In full and without alteration, copy the listing.
———
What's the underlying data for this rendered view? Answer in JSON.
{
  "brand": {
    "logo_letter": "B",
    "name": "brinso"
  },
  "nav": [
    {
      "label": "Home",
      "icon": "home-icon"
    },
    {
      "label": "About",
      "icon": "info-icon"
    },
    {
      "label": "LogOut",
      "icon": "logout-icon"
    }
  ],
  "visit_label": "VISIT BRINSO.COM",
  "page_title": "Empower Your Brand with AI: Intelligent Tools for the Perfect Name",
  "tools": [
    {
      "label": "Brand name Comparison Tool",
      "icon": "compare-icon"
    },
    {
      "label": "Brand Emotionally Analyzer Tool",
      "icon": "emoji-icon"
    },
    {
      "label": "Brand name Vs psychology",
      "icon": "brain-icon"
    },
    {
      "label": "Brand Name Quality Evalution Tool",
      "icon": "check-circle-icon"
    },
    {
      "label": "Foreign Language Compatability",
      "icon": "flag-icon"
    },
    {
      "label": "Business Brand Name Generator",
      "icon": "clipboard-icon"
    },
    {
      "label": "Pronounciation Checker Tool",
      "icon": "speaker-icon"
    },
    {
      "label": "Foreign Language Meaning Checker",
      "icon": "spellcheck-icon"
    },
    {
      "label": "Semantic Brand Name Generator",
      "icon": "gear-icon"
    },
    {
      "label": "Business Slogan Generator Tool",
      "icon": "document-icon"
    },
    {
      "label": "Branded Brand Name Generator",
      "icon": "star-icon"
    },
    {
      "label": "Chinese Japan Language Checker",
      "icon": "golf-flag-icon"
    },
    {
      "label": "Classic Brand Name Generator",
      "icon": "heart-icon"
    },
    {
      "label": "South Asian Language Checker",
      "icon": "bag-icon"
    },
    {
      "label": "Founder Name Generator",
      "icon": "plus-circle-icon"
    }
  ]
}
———
— Response —
What's the underlying data for this rendered view? Answer in JSON.
{
  "brand": {
    "logo_letter": "B",
    "name": "brinso"
  },
  "nav": [
    {
      "label": "Home",
      "icon": "home-icon"
    },
    {
      "label": "About",
      "icon": "info-icon"
    },
    {
      "label": "LogOut",
      "icon": "logout-icon"
    }
  ],
  "visit_label": "VISIT BRINSO.COM",
  "page_title": "Empower Your Brand with AI: Intelligent Tools for the Perfect Name",
  "tools": [
    {
      "label": "Brand name Comparison Tool",
      "icon": "compare-icon"
    },
    {
      "label": "Brand Emotionally Analyzer Tool",
      "icon": "emoji-icon"
    },
    {
      "label": "Brand name Vs psychology",
      "icon": "brain-icon"
    },
    {
      "label": "Brand Name Quality Evalution Tool",
      "icon": "check-circle-icon"
    },
    {
      "label": "Foreign Language Compatability",
      "icon": "flag-icon"
    },
    {
      "label": "Business Brand Name Generator",
      "icon": "clipboard-icon"
    },
    {
      "label": "Pronounciation Checker Tool",
      "icon": "speaker-icon"
    },
    {
      "label": "Foreign Language Meaning Checker",
      "icon": "spellcheck-icon"
    },
    {
      "label": "Semantic Brand Name Generator",
      "icon": "gear-icon"
    },
    {
      "label": "Business Slogan Generator Tool",
      "icon": "document-icon"
    },
    {
      "label": "Branded Brand Name Generator",
      "icon": "star-icon"
    },
    {
      "label": "Chinese Japan Language Checker",
      "icon": "golf-flag-icon"
    },
    {
      "label": "Classic Brand Name Generator",
      "icon": "heart-icon"
    },
    {
      "label": "South Asian Language Checker",
      "icon": "bag-icon"
    },
    {
      "label": "Founder Name Generator",
      "icon": "plus-circle-icon"
    }
  ]
}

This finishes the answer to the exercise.